2. How can I identify cellulose insulation?
Cellulose insulation is typically gray or brown, with a soft and fluffy appearance and may contain small pieces of newspaper.
3. Is asbestos dangerous?
Yes, exposure to asbestos fibers can lead to serious health problems including lung disease and cancer.
4. Can I handle asbestos insulation myself?
No, it is highly recommended to hire a professional to safely handle and test asbestos-containing materials.
5. Is cellulose a safe insulation option?
Yes, cellulose insulation is considered safe and eco-friendly as it is made from up to 85% recycled materials.
6. What are the risks of asbestos insulation?
Asbestos can release harmful fibers into the air when disturbed that can cause serious health problems if inhaled.
7. What is R-value?
R-value is a measure of thermal resistance, indicating how well a material insulates.
8. How can I choose between different types of insulation?
You should consider factors such as cost, R-value, environmental impact, and your specific needs when choosing an insulation type.
9. Can cellulose insulation get wet?
If cellulose insulation gets wet, it can lose its insulating ability and may require replacement.
10. What are alternatives to asbestos and cellulose insulation?
Fiberglass and spray foam are commonly used alternatives to asbestos and cellulose insulation.
11. Can I install insulation myself?
It is recommended that insulation be installed by a professional to ensure safety and effectiveness.
12. What if my building already has asbestos insulation?
If your building already has asbestos insulation, hire a professional to assess the condition and determine the best course of action – which could involve encapsulation, sealing, or removal.
13. How does asbestos affect fire safety?
While asbestos is highly fire-resistant, it can make fires more difficult to extinguish due to its ability to smolder within the insulation.
14. Why is soundproofing important in insulation?
Good soundproofing in insulation can help create a quieter home or workspace by reducing noise transmission between rooms or from outside.
15. Does cellulose insulation deteriorate over time?
Yes, cellulose insulation may settle over time, possibly reducing its R-value and requiring additional insulation in the future.

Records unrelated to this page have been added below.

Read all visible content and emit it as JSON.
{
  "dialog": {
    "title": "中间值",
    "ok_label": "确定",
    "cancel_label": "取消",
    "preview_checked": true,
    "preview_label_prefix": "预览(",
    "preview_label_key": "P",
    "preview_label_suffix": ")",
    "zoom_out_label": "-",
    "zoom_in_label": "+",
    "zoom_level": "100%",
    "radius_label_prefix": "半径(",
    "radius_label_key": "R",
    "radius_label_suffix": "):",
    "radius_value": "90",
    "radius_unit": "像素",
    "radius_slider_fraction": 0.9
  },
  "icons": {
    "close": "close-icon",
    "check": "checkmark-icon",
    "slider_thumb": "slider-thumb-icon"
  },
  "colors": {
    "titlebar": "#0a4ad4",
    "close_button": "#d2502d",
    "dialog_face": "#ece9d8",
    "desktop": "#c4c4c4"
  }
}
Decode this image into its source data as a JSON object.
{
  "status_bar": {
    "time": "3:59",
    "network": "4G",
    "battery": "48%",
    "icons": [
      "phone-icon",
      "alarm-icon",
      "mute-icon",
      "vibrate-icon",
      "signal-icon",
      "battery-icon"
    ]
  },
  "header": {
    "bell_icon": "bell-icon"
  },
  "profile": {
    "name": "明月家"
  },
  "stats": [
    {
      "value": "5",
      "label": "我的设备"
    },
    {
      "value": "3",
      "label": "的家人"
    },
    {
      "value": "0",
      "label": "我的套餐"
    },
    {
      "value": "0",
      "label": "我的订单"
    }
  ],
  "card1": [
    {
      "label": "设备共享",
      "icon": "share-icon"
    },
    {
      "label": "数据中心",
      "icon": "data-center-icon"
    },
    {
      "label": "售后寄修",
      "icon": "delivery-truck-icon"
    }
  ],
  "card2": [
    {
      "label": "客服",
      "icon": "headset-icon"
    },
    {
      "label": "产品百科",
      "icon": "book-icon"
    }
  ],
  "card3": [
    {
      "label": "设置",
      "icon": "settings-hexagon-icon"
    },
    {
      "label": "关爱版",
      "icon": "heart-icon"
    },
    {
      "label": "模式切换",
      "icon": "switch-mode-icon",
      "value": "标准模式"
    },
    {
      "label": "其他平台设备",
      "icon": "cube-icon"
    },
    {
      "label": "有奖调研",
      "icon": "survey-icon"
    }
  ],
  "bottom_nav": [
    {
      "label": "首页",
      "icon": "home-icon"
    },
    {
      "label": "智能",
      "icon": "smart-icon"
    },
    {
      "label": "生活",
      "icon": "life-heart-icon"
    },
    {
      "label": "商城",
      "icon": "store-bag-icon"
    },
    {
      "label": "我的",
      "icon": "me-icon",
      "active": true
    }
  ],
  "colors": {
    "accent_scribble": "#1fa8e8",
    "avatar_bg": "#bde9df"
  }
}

Certainly, understanding the composition, benefits, and limitations of different types of insulation such as cellulose and asbestos is key when considering the best options for your building project. This knowledge can help you make more informed decisions about improving your building’s energy efficiency, helping you achieve comfort and sustainability while prioritizing health and safety. Remember: professional guidance is crucial whenever dealing with materials that pose potential health risks, such as asbestos.